* _What is being asked_
Please work out how many lines in the data below contain "JSON", and reply with that number alone.

(Items from a data source)
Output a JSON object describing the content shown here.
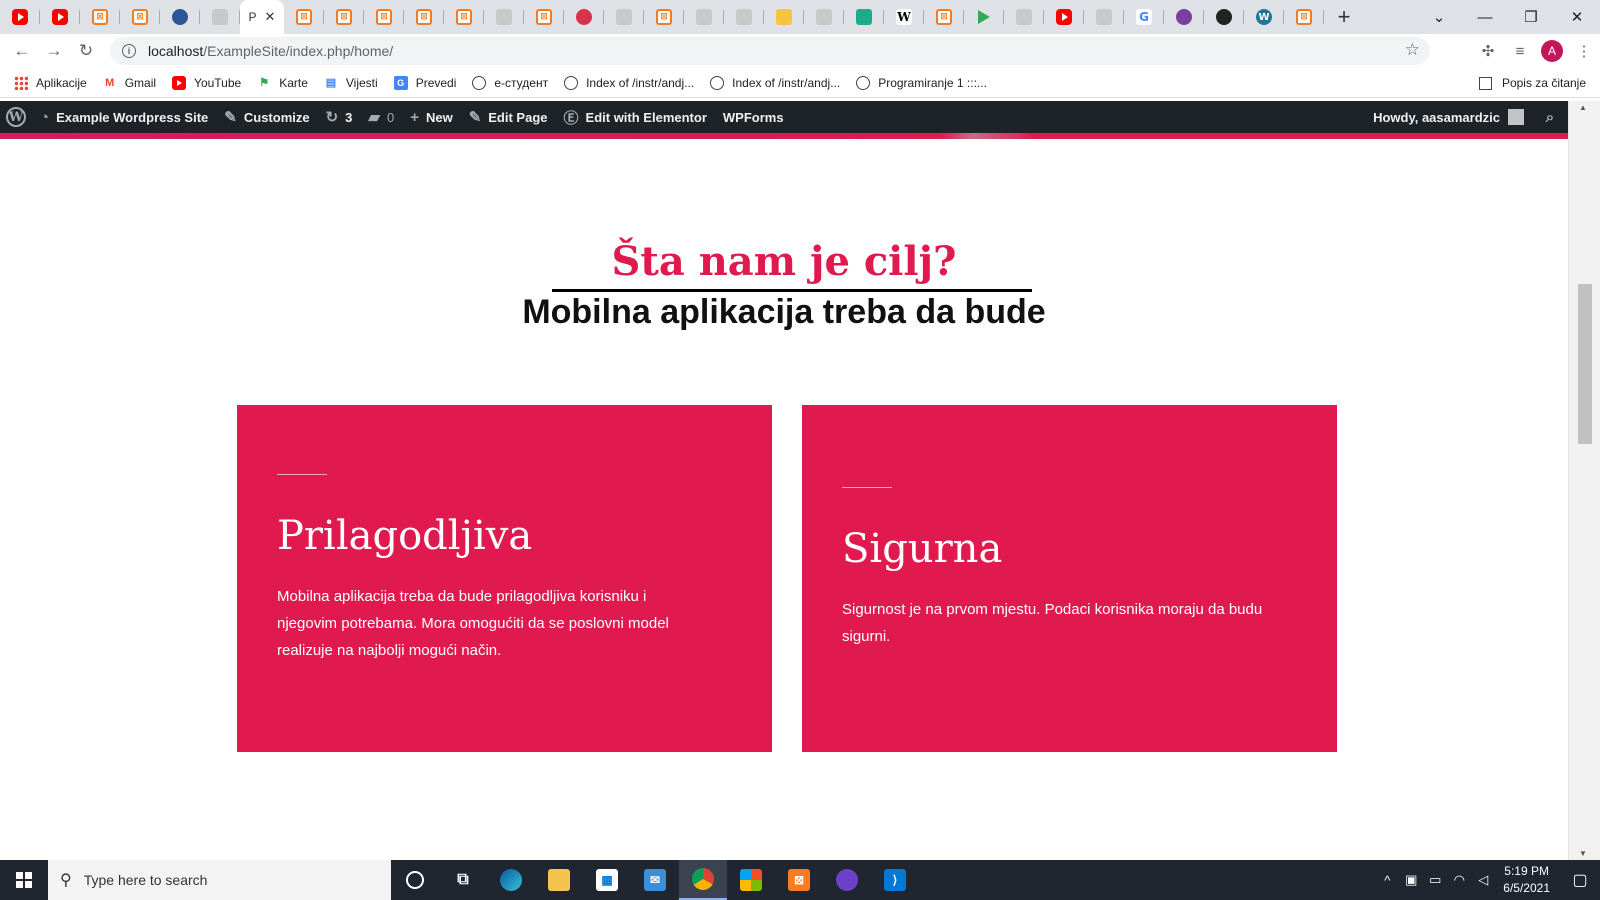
{
  "browser": {
    "active_tab_label": "P",
    "url_host": "localhost",
    "url_path": "/ExampleSite/index.php/home/",
    "profile_initial": "A",
    "bookmarks": [
      {
        "label": "Aplikacije",
        "icon": "apps-icon"
      },
      {
        "label": "Gmail",
        "icon": "gmail-icon"
      },
      {
        "label": "YouTube",
        "icon": "youtube-icon"
      },
      {
        "label": "Karte",
        "icon": "maps-icon"
      },
      {
        "label": "Vijesti",
        "icon": "news-icon"
      },
      {
        "label": "Prevedi",
        "icon": "translate-icon"
      },
      {
        "label": "e-студент",
        "icon": "globe-icon"
      },
      {
        "label": "Index of /instr/andj...",
        "icon": "globe-icon"
      },
      {
        "label": "Index of /instr/andj...",
        "icon": "globe-icon"
      },
      {
        "label": "Programiranje 1 :::...",
        "icon": "globe-icon"
      }
    ],
    "reading_list": "Popis za čitanje"
  },
  "adminbar": {
    "site_name": "Example Wordpress Site",
    "customize": "Customize",
    "updates_count": "3",
    "comments_count": "0",
    "new": "New",
    "edit_page": "Edit Page",
    "edit_elementor": "Edit with Elementor",
    "wpforms": "WPForms",
    "howdy": "Howdy, aasamardzic"
  },
  "content": {
    "heading": "Šta nam je cilj?",
    "subheading": "Mobilna aplikacija treba da bude",
    "cards": [
      {
        "title": "Prilagodljiva",
        "text": "Mobilna aplikacija treba da bude prilagodljiva korisniku i njegovim potrebama. Mora omogućiti da se poslovni model realizuje na najbolji mogući način."
      },
      {
        "title": "Sigurna",
        "text": "Sigurnost je na prvom mjestu. Podaci korisnika moraju da budu sigurni."
      }
    ]
  },
  "taskbar": {
    "search_placeholder": "Type here to search",
    "time": "5:19 PM",
    "date": "6/5/2021"
  },
  "colors": {
    "accent": "#e0194f",
    "adminbar": "#1d2327",
    "taskbar": "#1f2630"
  }
}
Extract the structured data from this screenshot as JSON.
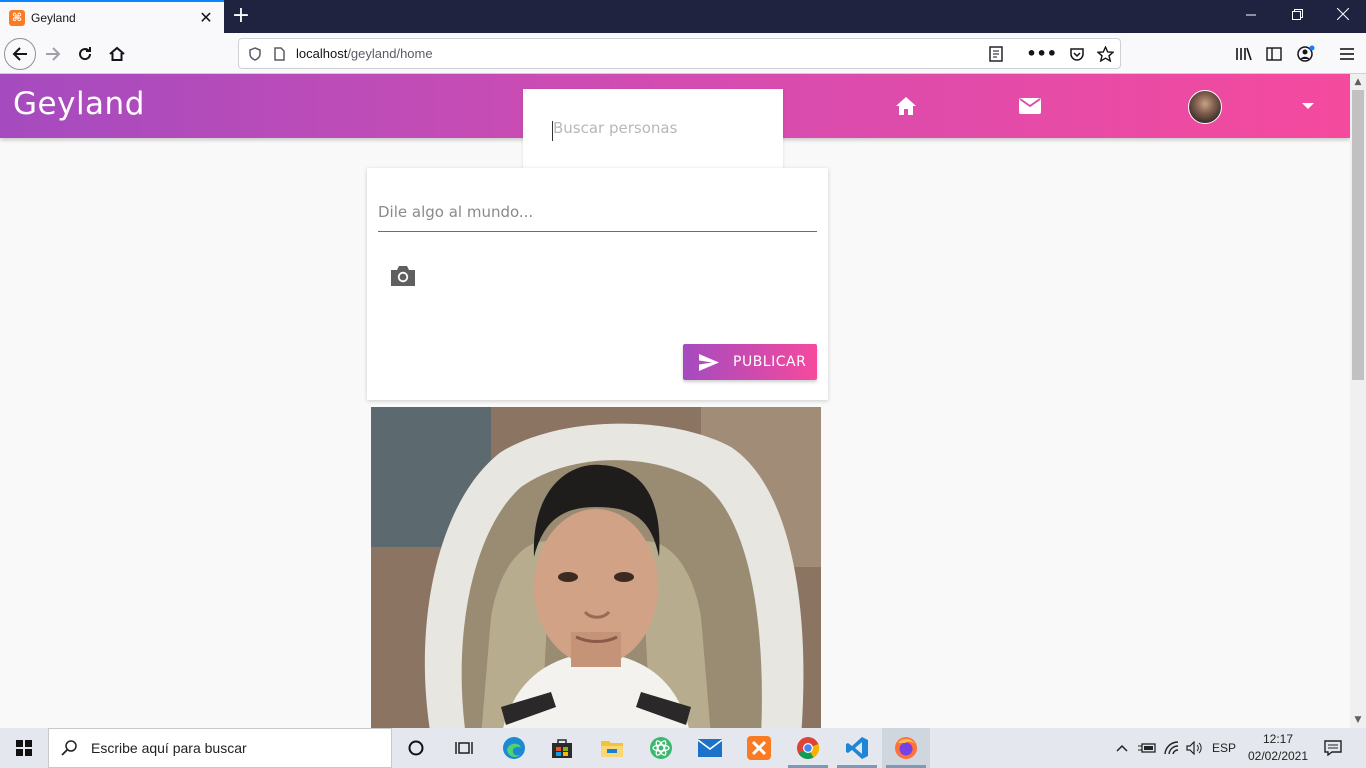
{
  "browser": {
    "tab_title": "Geyland",
    "tab_favicon_glyph": "⌘",
    "url_host": "localhost",
    "url_path": "/geyland/home"
  },
  "app": {
    "brand": "Geyland",
    "search_placeholder": "Buscar personas",
    "colors": {
      "gradient_start": "#a54bbf",
      "gradient_end": "#f54a9e"
    }
  },
  "composer": {
    "placeholder": "Dile algo al mundo...",
    "publish_label": "PUBLICAR"
  },
  "taskbar": {
    "search_placeholder": "Escribe aquí para buscar",
    "language": "ESP",
    "time": "12:17",
    "date": "02/02/2021"
  }
}
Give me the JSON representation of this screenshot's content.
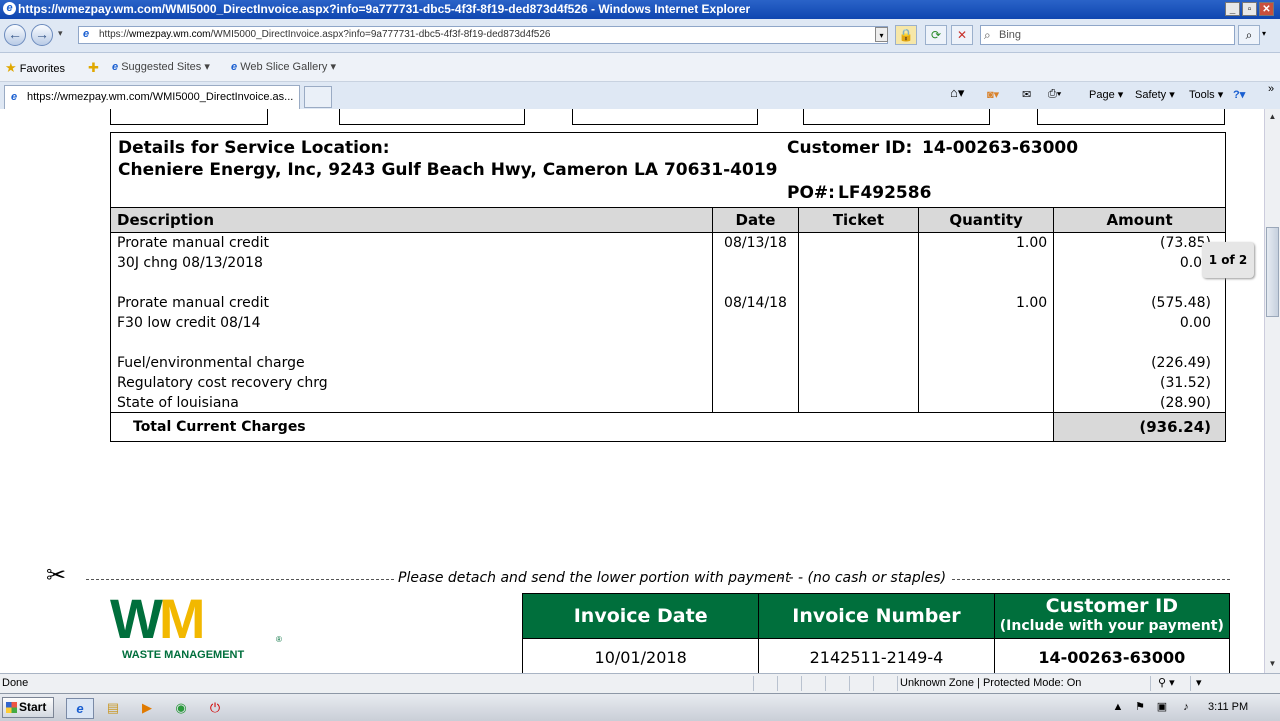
{
  "window": {
    "title": "https://wmezpay.wm.com/WMI5000_DirectInvoice.aspx?info=9a777731-dbc5-4f3f-8f19-ded873d4f526 - Windows Internet Explorer"
  },
  "address_bar": {
    "prefix": "https://",
    "host": "wmezpay.wm.com",
    "path": "/WMI5000_DirectInvoice.aspx?info=9a777731-dbc5-4f3f-8f19-ded873d4f526"
  },
  "search": {
    "placeholder": "Bing"
  },
  "favorites_bar": {
    "favorites_label": "Favorites",
    "suggested_sites": "Suggested Sites",
    "web_slice_gallery": "Web Slice Gallery"
  },
  "tab": {
    "title": "https://wmezpay.wm.com/WMI5000_DirectInvoice.as..."
  },
  "command_bar": {
    "page": "Page",
    "safety": "Safety",
    "tools": "Tools"
  },
  "invoice": {
    "service_location_label": "Details for Service Location:",
    "service_location": "Cheniere Energy, Inc, 9243 Gulf Beach Hwy, Cameron LA 70631-4019",
    "customer_id_label": "Customer ID:",
    "customer_id": "14-00263-63000",
    "po_label": "PO#:",
    "po_number": "LF492586",
    "columns": [
      "Description",
      "Date",
      "Ticket",
      "Quantity",
      "Amount"
    ],
    "rows": [
      {
        "description": [
          "Prorate manual credit",
          "30J chng 08/13/2018"
        ],
        "date": "08/13/18",
        "ticket": "",
        "quantity": "1.00",
        "amount": [
          "(73.85)",
          "0.00"
        ]
      },
      {
        "description": [
          "Prorate manual credit",
          "F30 low credit 08/14"
        ],
        "date": "08/14/18",
        "ticket": "",
        "quantity": "1.00",
        "amount": [
          "(575.48)",
          "0.00"
        ]
      },
      {
        "description": [
          "Fuel/environmental charge",
          "Regulatory cost recovery chrg",
          "State of louisiana"
        ],
        "date": "",
        "ticket": "",
        "quantity": "",
        "amount": [
          "(226.49)",
          "(31.52)",
          "(28.90)"
        ]
      }
    ],
    "total_label": "Total Current Charges",
    "total_amount": "(936.24)",
    "page_indicator": "1 of 2",
    "detach_text": "Please detach and send the lower portion with payment",
    "detach_note": "- - - (no cash or staples)",
    "logo_letters": "WM",
    "logo_text": "WASTE MANAGEMENT",
    "stub_headers": [
      "Invoice Date",
      "Invoice Number",
      "Customer ID"
    ],
    "stub_subheader": "(Include with your payment)",
    "stub_values": [
      "10/01/2018",
      "2142511-2149-4",
      "14-00263-63000"
    ]
  },
  "status_bar": {
    "left": "Done",
    "zone": "Unknown Zone | Protected Mode: On"
  },
  "taskbar": {
    "start_label": "Start",
    "clock": "3:11 PM"
  },
  "colors": {
    "wm_green": "#006f3c",
    "wm_yellow": "#f2b800",
    "header_gray": "#d9d9d9"
  },
  "icons": [
    "ie-logo-icon",
    "back-icon",
    "forward-icon",
    "lock-icon",
    "refresh-icon",
    "stop-icon",
    "search-icon",
    "favorites-star-icon",
    "home-icon",
    "rss-icon",
    "mail-icon",
    "print-icon",
    "help-icon",
    "scissors-icon",
    "start-flag-icon"
  ]
}
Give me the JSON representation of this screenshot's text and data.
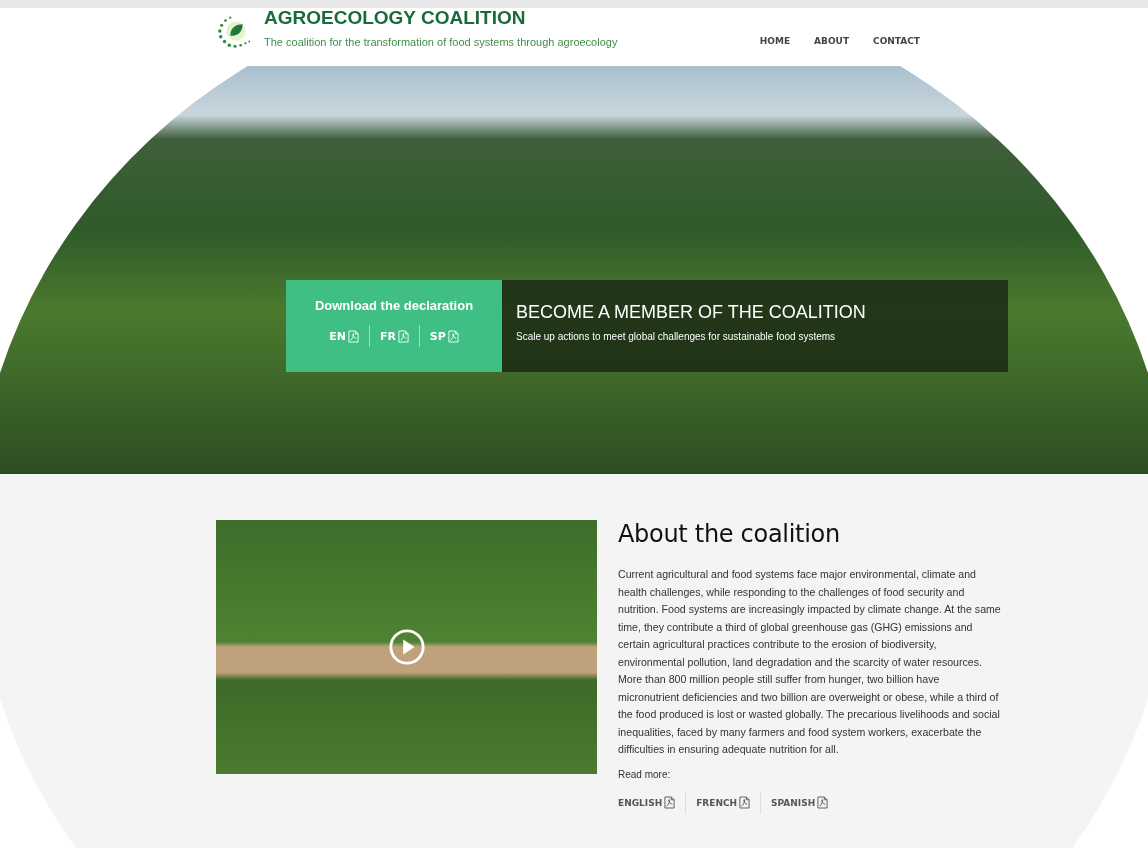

* _Answer for this exercise_
4